Requirement: Needed from the entries below: every line that holds the word "this".

Material shown:
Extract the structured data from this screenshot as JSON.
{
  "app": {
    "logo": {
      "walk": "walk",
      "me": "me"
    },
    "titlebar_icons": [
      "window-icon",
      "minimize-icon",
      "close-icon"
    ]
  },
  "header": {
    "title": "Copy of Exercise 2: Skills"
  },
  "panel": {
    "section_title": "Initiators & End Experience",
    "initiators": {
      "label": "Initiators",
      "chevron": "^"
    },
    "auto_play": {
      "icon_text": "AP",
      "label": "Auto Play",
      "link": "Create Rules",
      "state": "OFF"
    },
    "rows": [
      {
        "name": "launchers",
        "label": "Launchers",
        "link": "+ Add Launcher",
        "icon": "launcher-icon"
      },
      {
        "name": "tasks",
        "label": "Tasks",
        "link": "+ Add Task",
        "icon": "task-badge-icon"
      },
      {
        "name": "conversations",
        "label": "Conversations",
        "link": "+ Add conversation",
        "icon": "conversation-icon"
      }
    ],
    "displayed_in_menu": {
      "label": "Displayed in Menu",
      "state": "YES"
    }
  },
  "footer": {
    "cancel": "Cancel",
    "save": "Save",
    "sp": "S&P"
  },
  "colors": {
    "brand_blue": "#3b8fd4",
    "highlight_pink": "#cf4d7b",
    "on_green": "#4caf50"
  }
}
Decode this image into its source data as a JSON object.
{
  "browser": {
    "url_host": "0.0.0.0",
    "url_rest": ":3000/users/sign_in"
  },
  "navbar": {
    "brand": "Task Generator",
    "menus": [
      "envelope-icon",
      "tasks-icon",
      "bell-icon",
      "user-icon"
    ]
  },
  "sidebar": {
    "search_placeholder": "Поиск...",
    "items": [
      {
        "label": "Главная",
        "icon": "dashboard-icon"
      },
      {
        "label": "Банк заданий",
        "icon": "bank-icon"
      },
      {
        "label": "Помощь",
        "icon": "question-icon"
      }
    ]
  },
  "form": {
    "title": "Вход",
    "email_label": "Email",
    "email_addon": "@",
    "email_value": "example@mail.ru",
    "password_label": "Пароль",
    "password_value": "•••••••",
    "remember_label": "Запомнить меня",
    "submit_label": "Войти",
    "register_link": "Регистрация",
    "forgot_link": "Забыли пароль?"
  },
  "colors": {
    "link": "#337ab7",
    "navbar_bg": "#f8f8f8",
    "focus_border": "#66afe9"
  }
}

Output of the task:
Extract the structured data from this screenshot as JSON.
Decode this image into its source data as a JSON object.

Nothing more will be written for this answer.